From the webpage:
- Allows XMMS2 to have various multiple interfaces (as clients).
- Command line interfaces
- GTK clients (matching GNOME & Xfce4 look and feel)
- KDE clients (matching KDE look and feel)
- Network transparency means you can run and control XMMS2 remotely, (e.g. run XMMS2 on your 'media box' and control it over network using a bluetooth-enabled PDA (TCP) - see Mobile platforms)
Groove Basin is a competitor to MPD. It even supports the MPD protocol in addition to its own (better) protocol. It has built-in loudness scanning, file system watching, Last.fm scrobbling, Auto-DJ, tag-editing, and streaming support. It comes with a web-based interface which you can choose to use if you like (see screenshot).
Getting started on Ubuntu
You can install groovebasin on Ubuntu with:
sudo apt-get install groovebasin
Then create a symlink from ~/music to your own music folder:
ln -s -T $PATH_TO_OWN_MUSIC_FOLDER ~/music
Then start it:
Then access it from a web browser at
I'm not recommending this, as I haven't tried it, but pita is a command-line client-server music player.
Update: According to the developer, it's meant to do much the same thing as MPD, and is not actively maintained. Also, it's Python instead of C, which is easier to extend, etc. They "definitely try to solve the same problems in much the same way".
You're looking for mpd. Just with better clients.
freedrull mentioned it now has support for libinotify (which I am unaware of). I've seen cool scripts based on using the inotify "cron" daemon, to auto-run mpd update when the filesystem changes.
Tag editing is also dependant on the mpd client app. I've found that ncmpcpp does a good job of editing tags and handling playlists.
You may be able to use the Squeezebox Server software to meet this need.

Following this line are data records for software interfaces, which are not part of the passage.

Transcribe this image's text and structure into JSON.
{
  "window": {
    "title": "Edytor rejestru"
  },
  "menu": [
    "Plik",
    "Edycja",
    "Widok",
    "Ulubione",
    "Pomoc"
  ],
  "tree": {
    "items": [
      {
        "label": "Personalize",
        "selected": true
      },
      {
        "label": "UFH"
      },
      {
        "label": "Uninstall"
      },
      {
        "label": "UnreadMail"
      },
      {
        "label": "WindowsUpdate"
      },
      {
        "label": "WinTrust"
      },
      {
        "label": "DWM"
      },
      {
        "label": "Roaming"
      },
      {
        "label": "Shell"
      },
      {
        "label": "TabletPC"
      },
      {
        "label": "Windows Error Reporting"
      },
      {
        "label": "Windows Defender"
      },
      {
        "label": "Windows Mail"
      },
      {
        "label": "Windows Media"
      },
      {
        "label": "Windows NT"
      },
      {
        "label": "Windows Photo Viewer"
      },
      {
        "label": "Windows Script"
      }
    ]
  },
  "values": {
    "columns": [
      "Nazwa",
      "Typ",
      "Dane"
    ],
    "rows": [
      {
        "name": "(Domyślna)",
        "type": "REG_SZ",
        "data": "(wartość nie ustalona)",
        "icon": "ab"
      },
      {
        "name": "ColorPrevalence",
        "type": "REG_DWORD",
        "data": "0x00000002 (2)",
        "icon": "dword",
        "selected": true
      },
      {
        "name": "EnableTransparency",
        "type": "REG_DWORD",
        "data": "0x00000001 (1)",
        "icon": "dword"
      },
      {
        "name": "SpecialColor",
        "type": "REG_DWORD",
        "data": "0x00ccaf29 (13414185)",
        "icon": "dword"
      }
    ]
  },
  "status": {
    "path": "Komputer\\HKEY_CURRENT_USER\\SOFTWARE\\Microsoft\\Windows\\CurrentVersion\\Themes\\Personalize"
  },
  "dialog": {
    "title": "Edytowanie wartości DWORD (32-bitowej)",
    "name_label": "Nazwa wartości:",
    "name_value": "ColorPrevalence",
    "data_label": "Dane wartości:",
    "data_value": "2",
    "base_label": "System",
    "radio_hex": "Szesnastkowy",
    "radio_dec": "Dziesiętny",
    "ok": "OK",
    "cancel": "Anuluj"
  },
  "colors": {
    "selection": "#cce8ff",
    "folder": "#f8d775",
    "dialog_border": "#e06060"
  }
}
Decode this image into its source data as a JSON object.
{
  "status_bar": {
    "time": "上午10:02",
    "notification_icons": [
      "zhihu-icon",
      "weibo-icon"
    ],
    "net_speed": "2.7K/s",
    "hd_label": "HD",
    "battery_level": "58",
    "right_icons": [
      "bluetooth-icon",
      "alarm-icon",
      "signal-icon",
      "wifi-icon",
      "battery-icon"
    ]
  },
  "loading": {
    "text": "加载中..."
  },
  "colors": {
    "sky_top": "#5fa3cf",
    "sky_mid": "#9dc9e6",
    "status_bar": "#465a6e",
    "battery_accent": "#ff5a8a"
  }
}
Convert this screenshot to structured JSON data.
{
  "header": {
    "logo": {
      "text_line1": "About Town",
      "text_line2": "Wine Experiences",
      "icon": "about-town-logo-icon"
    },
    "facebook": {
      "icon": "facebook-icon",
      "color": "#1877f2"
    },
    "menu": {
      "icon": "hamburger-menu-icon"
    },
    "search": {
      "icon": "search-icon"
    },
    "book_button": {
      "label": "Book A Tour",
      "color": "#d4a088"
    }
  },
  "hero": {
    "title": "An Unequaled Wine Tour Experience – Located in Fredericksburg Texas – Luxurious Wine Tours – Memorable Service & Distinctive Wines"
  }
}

It's basically a set of Perl scripts, so it runs anywhere without needing a GUI, and it's not necessary to have the Squeezebox hardware to use it. It exports a web interface and a HTTP MP3 stream, and there's also a variety of clients for different platforms that have some of the features you've described.